··· Material for this exercise

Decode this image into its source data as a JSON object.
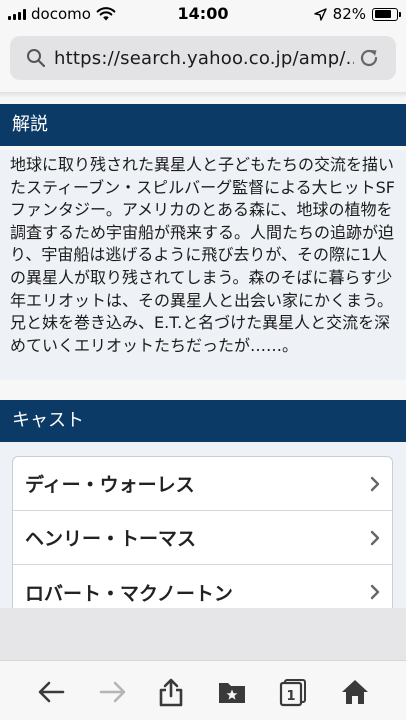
{
  "status_bar": {
    "carrier": "docomo",
    "time": "14:00",
    "battery_percent": "82%",
    "battery_level": 0.82
  },
  "browser": {
    "url": "https://search.yahoo.co.jp/amp/...",
    "icons": [
      "search-icon",
      "reload-icon",
      "back-arrow-icon",
      "forward-arrow-icon",
      "share-icon",
      "bookmarks-icon",
      "tabs-icon",
      "home-icon"
    ],
    "tab_count": "1"
  },
  "synopsis": {
    "header": "解説",
    "text": "地球に取り残された異星人と子どもたちの交流を描いたスティーブン・スピルバーグ監督による大ヒットSFファンタジー。アメリカのとある森に、地球の植物を調査するため宇宙船が飛来する。人間たちの追跡が迫り、宇宙船は逃げるように飛び去りが、その際に1人の異星人が取り残されてしまう。森のそばに暮らす少年エリオットは、その異星人と出会い家にかくまう。兄と妹を巻き込み、E.T.と名づけた異星人と交流を深めていくエリオットたちだったが……。"
  },
  "cast": {
    "header": "キャスト",
    "items": [
      {
        "name": "ディー・ウォーレス"
      },
      {
        "name": "ヘンリー・トーマス"
      },
      {
        "name": "ロバート・マクノートン"
      }
    ]
  },
  "colors": {
    "header_bg": "#0b3a66",
    "content_bg": "#eef1f5",
    "toolbar_icon": "#3a3a3a",
    "disabled_icon": "#b5b5b5"
  }
}
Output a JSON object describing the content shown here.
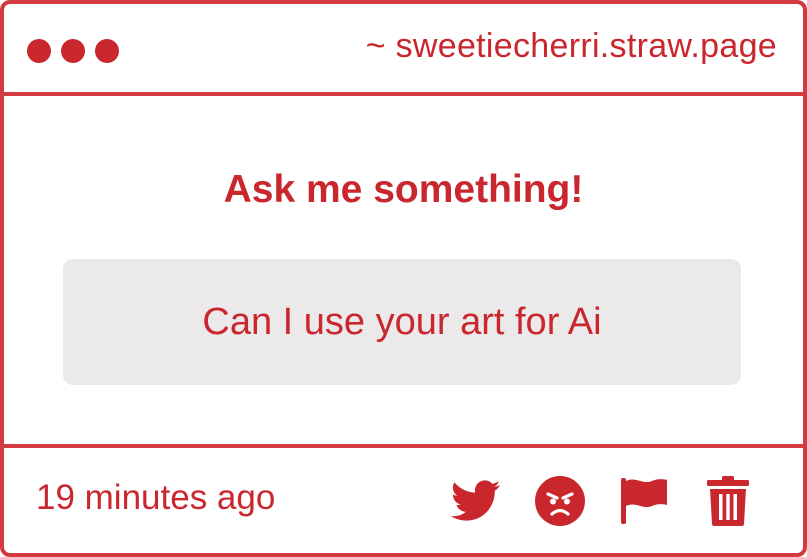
{
  "window": {
    "url": "~ sweetiecherri.straw.page",
    "controls": [
      "dot",
      "dot",
      "dot"
    ]
  },
  "main": {
    "heading": "Ask me something!",
    "question": "Can I use your art for Ai"
  },
  "footer": {
    "timestamp": "19 minutes ago",
    "actions": [
      {
        "name": "twitter-icon"
      },
      {
        "name": "angry-face-icon"
      },
      {
        "name": "flag-icon"
      },
      {
        "name": "trash-icon"
      }
    ]
  },
  "colors": {
    "accent": "#c9272d",
    "border": "#d23a3f",
    "question_background": "#ece9ea",
    "background": "#ffffff"
  }
}
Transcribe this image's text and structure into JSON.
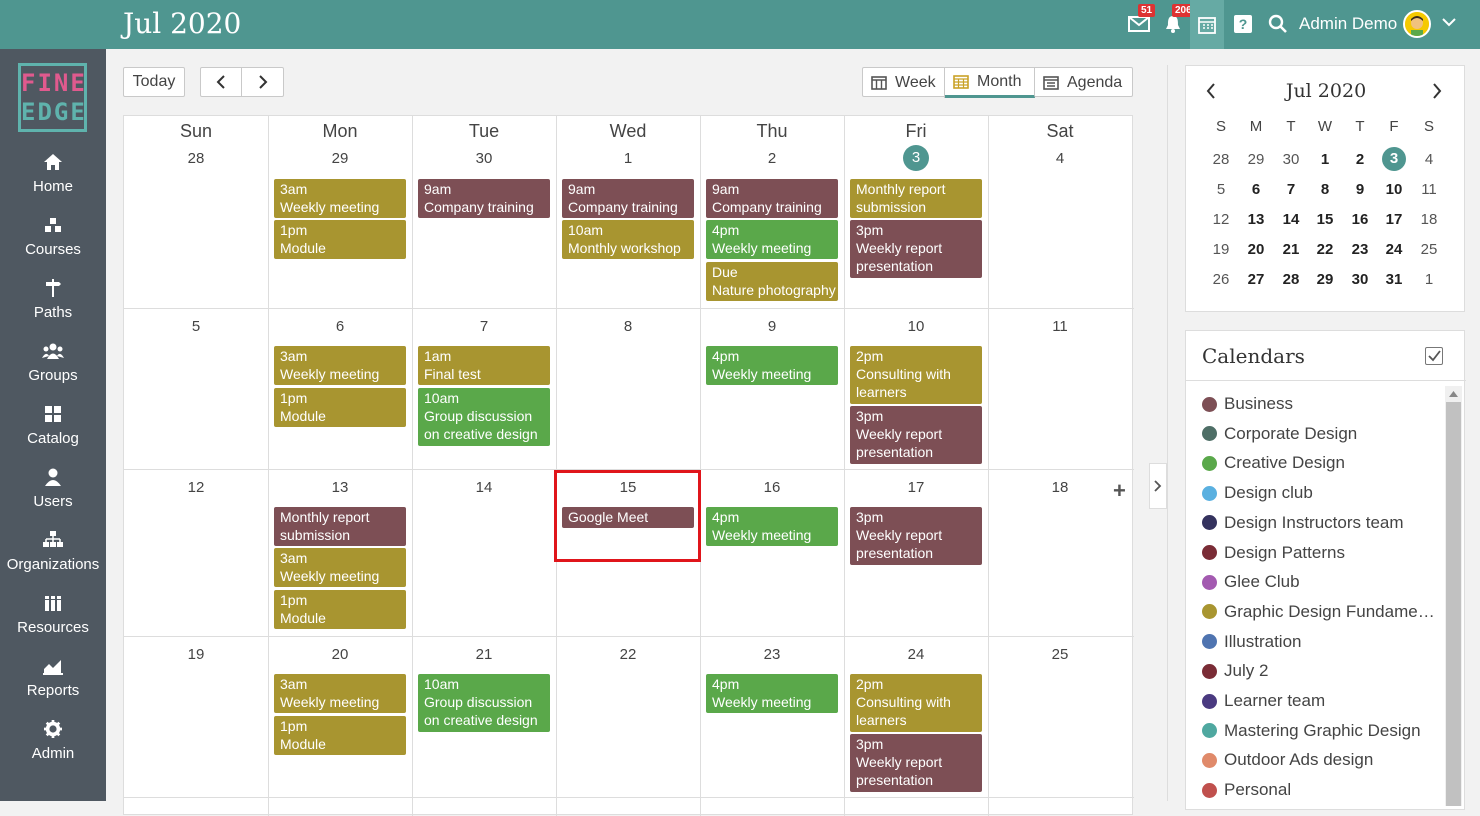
{
  "header": {
    "title": "Jul 2020",
    "messages_badge": "51",
    "notifications_badge": "206",
    "user_name": "Admin Demo",
    "icons": [
      "mail-icon",
      "bell-icon",
      "calendar-icon",
      "help-icon",
      "search-icon",
      "avatar",
      "chevron-down-icon"
    ]
  },
  "logo": {
    "line1": "FINE",
    "line2": "EDGE"
  },
  "nav": [
    {
      "label": "Home",
      "icon": "home-icon"
    },
    {
      "label": "Courses",
      "icon": "courses-icon"
    },
    {
      "label": "Paths",
      "icon": "signpost-icon"
    },
    {
      "label": "Groups",
      "icon": "groups-icon"
    },
    {
      "label": "Catalog",
      "icon": "catalog-icon"
    },
    {
      "label": "Users",
      "icon": "user-icon"
    },
    {
      "label": "Organizations",
      "icon": "org-chart-icon"
    },
    {
      "label": "Resources",
      "icon": "books-icon"
    },
    {
      "label": "Reports",
      "icon": "chart-icon"
    },
    {
      "label": "Admin",
      "icon": "gear-icon"
    }
  ],
  "toolbar": {
    "today_label": "Today",
    "views": [
      "Week",
      "Month",
      "Agenda"
    ],
    "active_view": "Month"
  },
  "colors": {
    "header": "#4f9690",
    "sidebar": "#4f5861",
    "business": "#7d4f55",
    "graphic_design_fundamentals": "#a89530",
    "creative_design": "#5aa84a",
    "highlight": "#e0151b"
  },
  "weekdays": [
    "Sun",
    "Mon",
    "Tue",
    "Wed",
    "Thu",
    "Fri",
    "Sat"
  ],
  "weeks": [
    [
      "28",
      "29",
      "30",
      "1",
      "2",
      "3",
      "4"
    ],
    [
      "5",
      "6",
      "7",
      "8",
      "9",
      "10",
      "11"
    ],
    [
      "12",
      "13",
      "14",
      "15",
      "16",
      "17",
      "18"
    ],
    [
      "19",
      "20",
      "21",
      "22",
      "23",
      "24",
      "25"
    ]
  ],
  "today": "3",
  "events": {
    "w0": {
      "mon": [
        {
          "time": "3am",
          "title": "Weekly meeting"
        },
        {
          "time": "1pm",
          "title": "Module"
        }
      ],
      "tue": [
        {
          "time": "9am",
          "title": "Company training"
        }
      ],
      "wed": [
        {
          "time": "9am",
          "title": "Company training"
        },
        {
          "time": "10am",
          "title": "Monthly workshop"
        }
      ],
      "thu": [
        {
          "time": "9am",
          "title": "Company training"
        },
        {
          "time": "4pm",
          "title": "Weekly meeting"
        },
        {
          "time": "Due",
          "title": "Nature photography"
        }
      ],
      "fri": [
        {
          "title": "Monthly report",
          "title2": "submission"
        },
        {
          "time": "3pm",
          "title": "Weekly report",
          "title2": "presentation"
        }
      ]
    },
    "w1": {
      "mon": [
        {
          "time": "3am",
          "title": "Weekly meeting"
        },
        {
          "time": "1pm",
          "title": "Module"
        }
      ],
      "tue": [
        {
          "time": "1am",
          "title": "Final test"
        },
        {
          "time": "10am",
          "title": "Group discussion",
          "title2": "on creative design"
        }
      ],
      "thu": [
        {
          "time": "4pm",
          "title": "Weekly meeting"
        }
      ],
      "fri": [
        {
          "time": "2pm",
          "title": "Consulting with",
          "title2": "learners"
        },
        {
          "time": "3pm",
          "title": "Weekly report",
          "title2": "presentation"
        }
      ]
    },
    "w2": {
      "mon": [
        {
          "title": "Monthly report",
          "title2": "submission"
        },
        {
          "time": "3am",
          "title": "Weekly meeting"
        },
        {
          "time": "1pm",
          "title": "Module"
        }
      ],
      "wed": [
        {
          "title": "Google Meet"
        }
      ],
      "thu": [
        {
          "time": "4pm",
          "title": "Weekly meeting"
        }
      ],
      "fri": [
        {
          "time": "3pm",
          "title": "Weekly report",
          "title2": "presentation"
        }
      ]
    },
    "w3": {
      "mon": [
        {
          "time": "3am",
          "title": "Weekly meeting"
        },
        {
          "time": "1pm",
          "title": "Module"
        }
      ],
      "tue": [
        {
          "time": "10am",
          "title": "Group discussion",
          "title2": "on creative design"
        }
      ],
      "thu": [
        {
          "time": "4pm",
          "title": "Weekly meeting"
        }
      ],
      "fri": [
        {
          "time": "2pm",
          "title": "Consulting with",
          "title2": "learners"
        },
        {
          "time": "3pm",
          "title": "Weekly report",
          "title2": "presentation"
        }
      ]
    }
  },
  "mini_calendar": {
    "title": "Jul 2020",
    "weekdays": [
      "S",
      "M",
      "T",
      "W",
      "T",
      "F",
      "S"
    ],
    "weeks": [
      [
        "28",
        "29",
        "30",
        "1",
        "2",
        "3",
        "4"
      ],
      [
        "5",
        "6",
        "7",
        "8",
        "9",
        "10",
        "11"
      ],
      [
        "12",
        "13",
        "14",
        "15",
        "16",
        "17",
        "18"
      ],
      [
        "19",
        "20",
        "21",
        "22",
        "23",
        "24",
        "25"
      ],
      [
        "26",
        "27",
        "28",
        "29",
        "30",
        "31",
        "1"
      ]
    ]
  },
  "calendars": {
    "title": "Calendars",
    "items": [
      {
        "name": "Business",
        "color": "#7d4f55"
      },
      {
        "name": "Corporate Design",
        "color": "#4e6e66"
      },
      {
        "name": "Creative Design",
        "color": "#5aa84a"
      },
      {
        "name": "Design club",
        "color": "#5ab0e0"
      },
      {
        "name": "Design Instructors team",
        "color": "#34325e"
      },
      {
        "name": "Design Patterns",
        "color": "#7a2c36"
      },
      {
        "name": "Glee Club",
        "color": "#a35ab0"
      },
      {
        "name": "Graphic Design Fundame…",
        "color": "#a89530"
      },
      {
        "name": "Illustration",
        "color": "#4f74b0"
      },
      {
        "name": "July 2",
        "color": "#7a2c36"
      },
      {
        "name": "Learner team",
        "color": "#4a3a80"
      },
      {
        "name": "Mastering Graphic Design",
        "color": "#4fa8a0"
      },
      {
        "name": "Outdoor Ads design",
        "color": "#e08a6a"
      },
      {
        "name": "Personal",
        "color": "#c0504d"
      }
    ]
  }
}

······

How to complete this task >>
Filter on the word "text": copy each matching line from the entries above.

Answer section >>
    "text": "地球に取り残された異星人と子どもたちの交流を描いたスティーブン・スピルバーグ監督による大ヒットSFファンタジー。アメリカのとある森に、地球の植物を調査するため宇宙船が飛来する。人間たちの追跡が迫り、宇宙船は逃げるように飛び去りが、その際に1人の異星人が取り残されてしまう。森のそばに暮らす少年エリオットは、その異星人と出会い家にかくまう。兄と妹を巻き込み、E.T.と名づけた異星人と交流を深めていくエリオットたちだったが……。"
Transcribe this image's text and structure into JSON.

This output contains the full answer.